Accountings: A guardian of the estate must file a written account with the Court annually or biennially as to the income and expenses of the ward’s estate.

Reports: A guardian of an incompetent ward must file a written report annually or biennially. The report concerns the status of, and continued need for, the guardianship.

Citations: If a guardian fails to timely file a report, inventory, or accounting, the Court may cite a guardian to appear, and may fine, reduce the guardian’s fee, or remove the guardian.

Investigations: To determine if a guardianship is functioning properly, the Court may order an investigation by a Court Investigator, Law Enforcement Agency, Adult Protective Service, or other County Agency.

Prior Approval: The guardian must first obtain approval of the Probate Court before entering into contracts or leases, making improvement to real estate, mortgaging real estate, selling assets of the ward, or settling any personal injury claim for the ward.

Removal: The Court may, at any time, in the best interest of the ward, remove the guardian.


Types of Guardianships?
Person and/or Estate: A guardian may be appointed either a guardian of the person, a guardian of the estate, or both. A guardian of the person has custody of, controls, and protects the person of the ward. A guardian of the estate controls and protects the assets or property of the ward.

Limited: A guardian may be appointed with limited powers to make restricted or specific decisions of the ward. The ward retains all powers not granted to the guardian.
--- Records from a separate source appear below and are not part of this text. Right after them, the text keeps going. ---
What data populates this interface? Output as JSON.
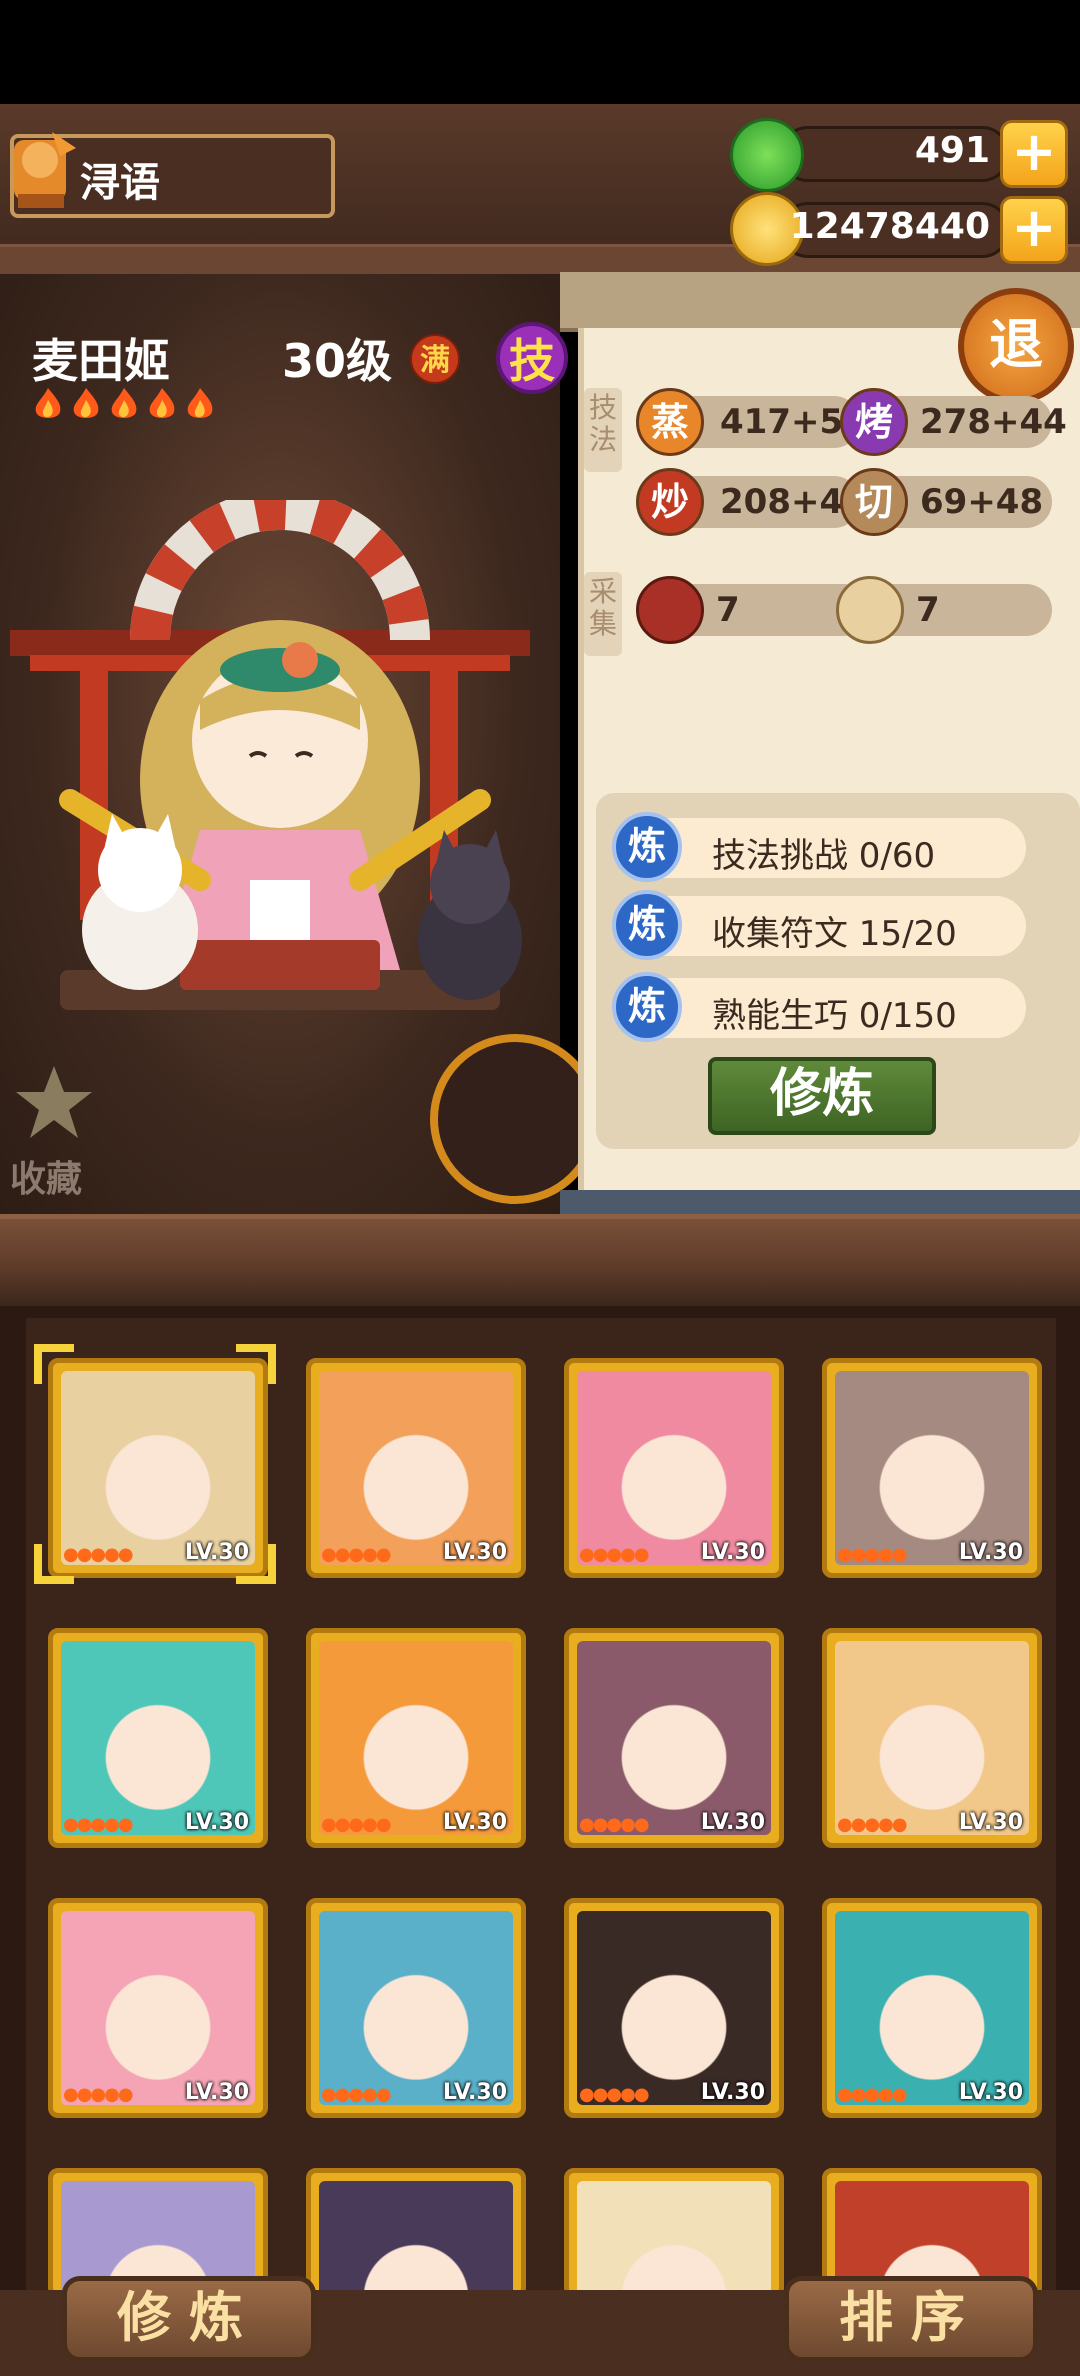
{
  "header": {
    "player_name": "浔语",
    "jade": "491",
    "coins": "12478440",
    "plus_label": "+",
    "exit_label": "退"
  },
  "hero": {
    "name": "麦田姬",
    "level": "30级",
    "full_badge": "满",
    "skill_badge": "技",
    "stars": 5
  },
  "stats": {
    "skill_label": "技法",
    "gather_label": "采集",
    "steam": {
      "icon": "蒸",
      "value": "417+52"
    },
    "roast": {
      "icon": "烤",
      "value": "278+44"
    },
    "fry": {
      "icon": "炒",
      "value": "208+44"
    },
    "cut": {
      "icon": "切",
      "value": "69+48"
    },
    "gather_meat": "7",
    "gather_flour": "7"
  },
  "tasks": [
    {
      "icon": "炼",
      "text": "技法挑战  0/60"
    },
    {
      "icon": "炼",
      "text": "收集符文  15/20"
    },
    {
      "icon": "炼",
      "text": "熟能生巧  0/150"
    }
  ],
  "train_button": "修炼",
  "favorite_label": "收藏",
  "cards": [
    {
      "lv": "LV.30",
      "color": "#e8d0a0"
    },
    {
      "lv": "LV.30",
      "color": "#f3a05a"
    },
    {
      "lv": "LV.30",
      "color": "#f08aa0"
    },
    {
      "lv": "LV.30",
      "color": "#a48a80"
    },
    {
      "lv": "LV.30",
      "color": "#4ec7b8"
    },
    {
      "lv": "LV.30",
      "color": "#f59a3a"
    },
    {
      "lv": "LV.30",
      "color": "#8a5a6a"
    },
    {
      "lv": "LV.30",
      "color": "#f2c88a"
    },
    {
      "lv": "LV.30",
      "color": "#f4a4b4"
    },
    {
      "lv": "LV.30",
      "color": "#5ab0c8"
    },
    {
      "lv": "LV.30",
      "color": "#3a2a26"
    },
    {
      "lv": "LV.30",
      "color": "#3ab0b0"
    },
    {
      "lv": "",
      "color": "#a89ad0"
    },
    {
      "lv": "",
      "color": "#4a3a5a"
    },
    {
      "lv": "",
      "color": "#f2e0b8"
    },
    {
      "lv": "",
      "color": "#c0402a"
    }
  ],
  "bottom": {
    "train_label": "修炼",
    "sort_label": "排序"
  }
}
Emergency: In an emergency in which significant injury to a prospective ward may occur unless immediate action is taken, the Court may appoint an emergency guardian for seventy-two (72) hours. The emergency guardianship may be extended an additional thirty (30) days by the court.